Image via bigissuenorth.
UPDATE: As a result of Sylvia Lancaster’s campaigning, attacks on people pursuing alternative lifestyles will now be treated as hate crimes by Greater Manchester Police.
Five years ago today, Sophie Lancaster passed away peacefully with her Mum & Dad by her side. It was the smallest of mercies afforded to them, but perhaps one of the most important.
Image via glossgoss.
Sophie, twenty, had been walking through Stubbylee Park in Bacup, Lancashire, with her boyfriend Robert Maltby at 1am when Maltby was set upon by a gang. As Sophie knelt on the ground, cradling his head, the five teenagers turned on her, kicking and punching her face and body. She never regained consciousness and her parents took the decision to turn off her life support thirteen days later.
Robert survived. He stated shortly after being released from hospital that he wished he had been the one to die.
Arguably any case that involved such violence would have attracted a great deal of publicity, but the fact that Sophie and Robert were goths and were targeted by the gang because of their appearance added to the interest. Fortunately most people in the UK understand that to be civilised means that your first reaction to difference in others, whether it be their skin colour, religion or dress, should not be to try to beat it out of them.
Sadly, some don’t.
I’ve been on the receiving end of intolerance over my appearance, as have many of my friends. I, and I’m sure they, will be eternally grateful to people like Sophie Lancaster’s parents, who fought through their personal pain to draw something positive from their daughter’s murder. Their tireless work with the Sophie Lancaster Foundation, an organisation set up to “focus on creating respect for and understanding of subcultures in our communities” and the wider metal community, has resulted in Sophie becoming a positive symbol of greater tolerance in the UK, and not simply another victim.

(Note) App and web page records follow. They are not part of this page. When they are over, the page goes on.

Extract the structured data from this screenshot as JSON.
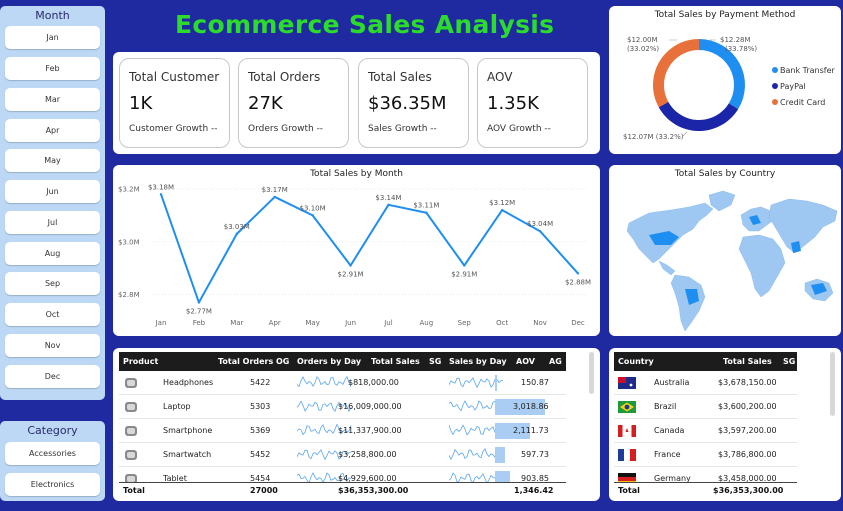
{
  "title": "Ecommerce Sales Analysis",
  "month_slicer": {
    "title": "Month",
    "items": [
      "Jan",
      "Feb",
      "Mar",
      "Apr",
      "May",
      "Jun",
      "Jul",
      "Aug",
      "Sep",
      "Oct",
      "Nov",
      "Dec"
    ]
  },
  "category_slicer": {
    "title": "Category",
    "items": [
      "Accessories",
      "Electronics"
    ]
  },
  "kpis": [
    {
      "label": "Total Customer",
      "value": "1K",
      "growth": "Customer Growth --"
    },
    {
      "label": "Total Orders",
      "value": "27K",
      "growth": "Orders Growth --"
    },
    {
      "label": "Total Sales",
      "value": "$36.35M",
      "growth": "Sales Growth --"
    },
    {
      "label": "AOV",
      "value": "1.35K",
      "growth": "AOV Growth --"
    }
  ],
  "colors": {
    "accent": "#1f8ef1",
    "navy": "#1f2aa0",
    "orange": "#e8703a",
    "title_green": "#2bdc2b"
  },
  "donut": {
    "title": "Total Sales by Payment Method",
    "slices": [
      {
        "name": "Bank Transfer",
        "value": 12.28,
        "label": "$12.28M",
        "pct": "(33.78%)",
        "color": "#1f8ef1"
      },
      {
        "name": "PayPal",
        "value": 12.07,
        "label": "$12.07M (33.2%)",
        "color": "#1a25a8"
      },
      {
        "name": "Credit Card",
        "value": 12.0,
        "label": "$12.00M",
        "pct": "(33.02%)",
        "color": "#e8703a"
      }
    ]
  },
  "chart_data": {
    "type": "line",
    "title": "Total Sales by Month",
    "categories": [
      "Jan",
      "Feb",
      "Mar",
      "Apr",
      "May",
      "Jun",
      "Jul",
      "Aug",
      "Sep",
      "Oct",
      "Nov",
      "Dec"
    ],
    "values": [
      3.18,
      2.77,
      3.03,
      3.17,
      3.1,
      2.91,
      3.14,
      3.11,
      2.91,
      3.12,
      3.04,
      2.88
    ],
    "labels": [
      "$3.18M",
      "$2.77M",
      "$3.03M",
      "$3.17M",
      "$3.10M",
      "$2.91M",
      "$3.14M",
      "$3.11M",
      "$2.91M",
      "$3.12M",
      "$3.04M",
      "$2.88M"
    ],
    "yticks": [
      "$3.2M",
      "$3.0M",
      "$2.8M"
    ],
    "ytick_values": [
      3.2,
      3.0,
      2.8
    ],
    "ylim": [
      2.73,
      3.2
    ],
    "grid": true
  },
  "map": {
    "title": "Total Sales by Country"
  },
  "product_table": {
    "headers": [
      "Product",
      "Total Orders",
      "OG",
      "Orders by Day",
      "Total Sales",
      "SG",
      "Sales by Day",
      "AOV",
      "AG"
    ],
    "rows": [
      {
        "icon": "headphones-icon",
        "product": "Headphones",
        "orders": "5422",
        "sales": "$818,000.00",
        "aov": "150.87",
        "aov_value": 150.87
      },
      {
        "icon": "laptop-icon",
        "product": "Laptop",
        "orders": "5303",
        "sales": "$16,009,000.00",
        "aov": "3,018.86",
        "aov_value": 3018.86
      },
      {
        "icon": "smartphone-icon",
        "product": "Smartphone",
        "orders": "5369",
        "sales": "$11,337,900.00",
        "aov": "2,111.73",
        "aov_value": 2111.73
      },
      {
        "icon": "smartwatch-icon",
        "product": "Smartwatch",
        "orders": "5452",
        "sales": "$3,258,800.00",
        "aov": "597.73",
        "aov_value": 597.73
      },
      {
        "icon": "tablet-icon",
        "product": "Tablet",
        "orders": "5454",
        "sales": "$4,929,600.00",
        "aov": "903.85",
        "aov_value": 903.85
      }
    ],
    "total": {
      "label": "Total",
      "orders": "27000",
      "sales": "$36,353,300.00",
      "aov": "1,346.42"
    }
  },
  "country_table": {
    "headers": [
      "Country",
      "Total Sales",
      "SG"
    ],
    "rows": [
      {
        "flag": "australia-flag-icon",
        "country": "Australia",
        "sales": "$3,678,150.00"
      },
      {
        "flag": "brazil-flag-icon",
        "country": "Brazil",
        "sales": "$3,600,200.00"
      },
      {
        "flag": "canada-flag-icon",
        "country": "Canada",
        "sales": "$3,597,200.00"
      },
      {
        "flag": "france-flag-icon",
        "country": "France",
        "sales": "$3,786,800.00"
      },
      {
        "flag": "germany-flag-icon",
        "country": "Germany",
        "sales": "$3,458,000.00"
      }
    ],
    "total": {
      "label": "Total",
      "sales": "$36,353,300.00"
    }
  }
}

I never met her, but I’m sure she would have been so proud of that.
Read more about Sophie Lancaster’s story and what you can do to help: